Collected data
::::

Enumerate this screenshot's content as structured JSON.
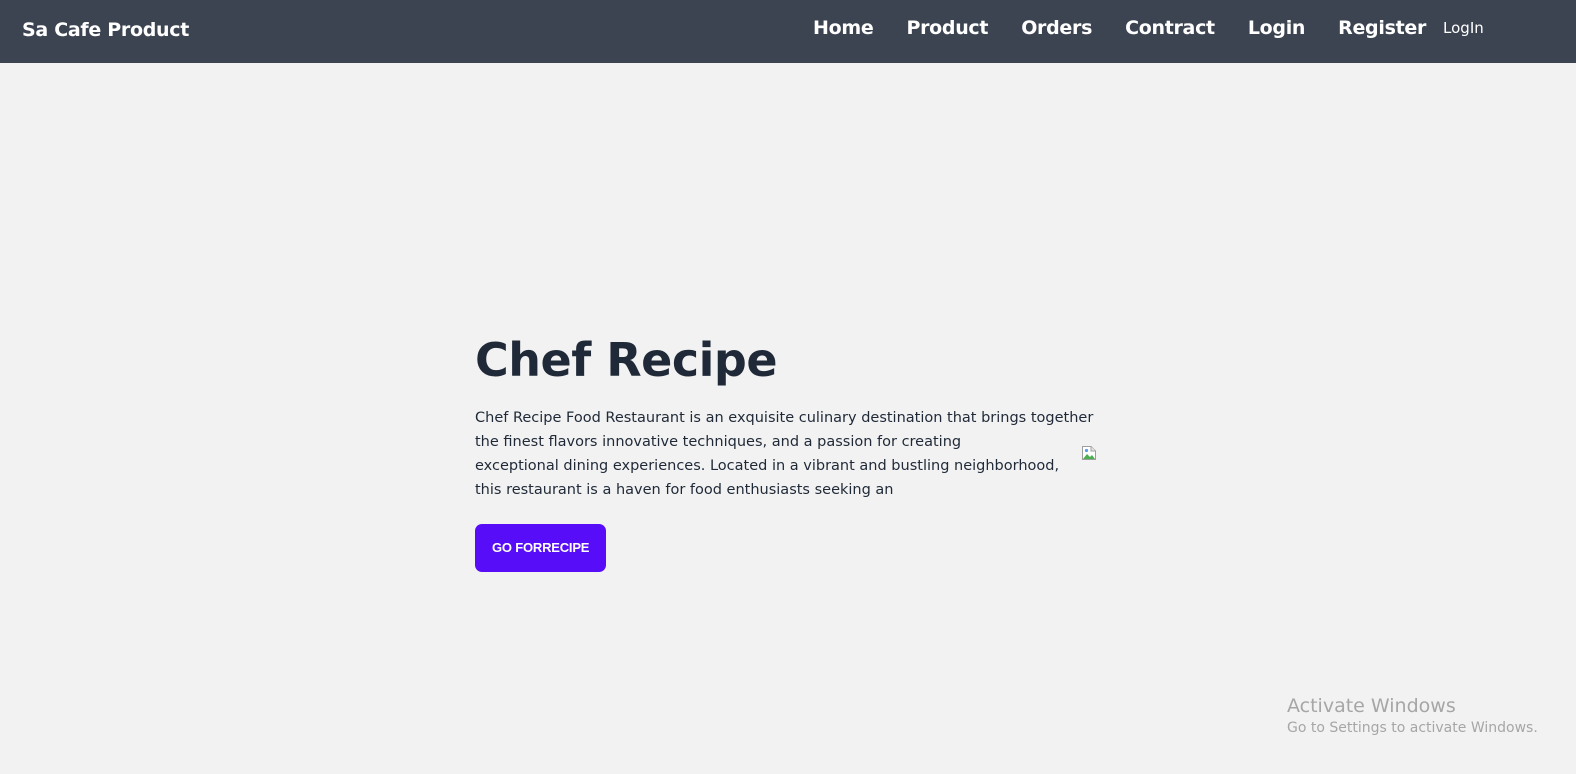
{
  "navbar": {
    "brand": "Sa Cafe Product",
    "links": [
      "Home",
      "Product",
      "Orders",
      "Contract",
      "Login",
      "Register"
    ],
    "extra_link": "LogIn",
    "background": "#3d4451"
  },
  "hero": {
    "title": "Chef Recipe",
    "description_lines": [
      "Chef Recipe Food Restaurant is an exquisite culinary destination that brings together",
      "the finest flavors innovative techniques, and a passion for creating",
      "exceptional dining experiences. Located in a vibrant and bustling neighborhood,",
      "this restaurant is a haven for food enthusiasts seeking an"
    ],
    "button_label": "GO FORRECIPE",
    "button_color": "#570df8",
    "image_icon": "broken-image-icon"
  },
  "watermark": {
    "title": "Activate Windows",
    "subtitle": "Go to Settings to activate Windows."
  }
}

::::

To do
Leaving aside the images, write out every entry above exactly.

Response below
Enumerate this screenshot's content as structured JSON.
{
  "navbar": {
    "brand": "Sa Cafe Product",
    "links": [
      "Home",
      "Product",
      "Orders",
      "Contract",
      "Login",
      "Register"
    ],
    "extra_link": "LogIn",
    "background": "#3d4451"
  },
  "hero": {
    "title": "Chef Recipe",
    "description_lines": [
      "Chef Recipe Food Restaurant is an exquisite culinary destination that brings together",
      "the finest flavors innovative techniques, and a passion for creating",
      "exceptional dining experiences. Located in a vibrant and bustling neighborhood,",
      "this restaurant is a haven for food enthusiasts seeking an"
    ],
    "button_label": "GO FORRECIPE",
    "button_color": "#570df8",
    "image_icon": "broken-image-icon"
  },
  "watermark": {
    "title": "Activate Windows",
    "subtitle": "Go to Settings to activate Windows."
  }
}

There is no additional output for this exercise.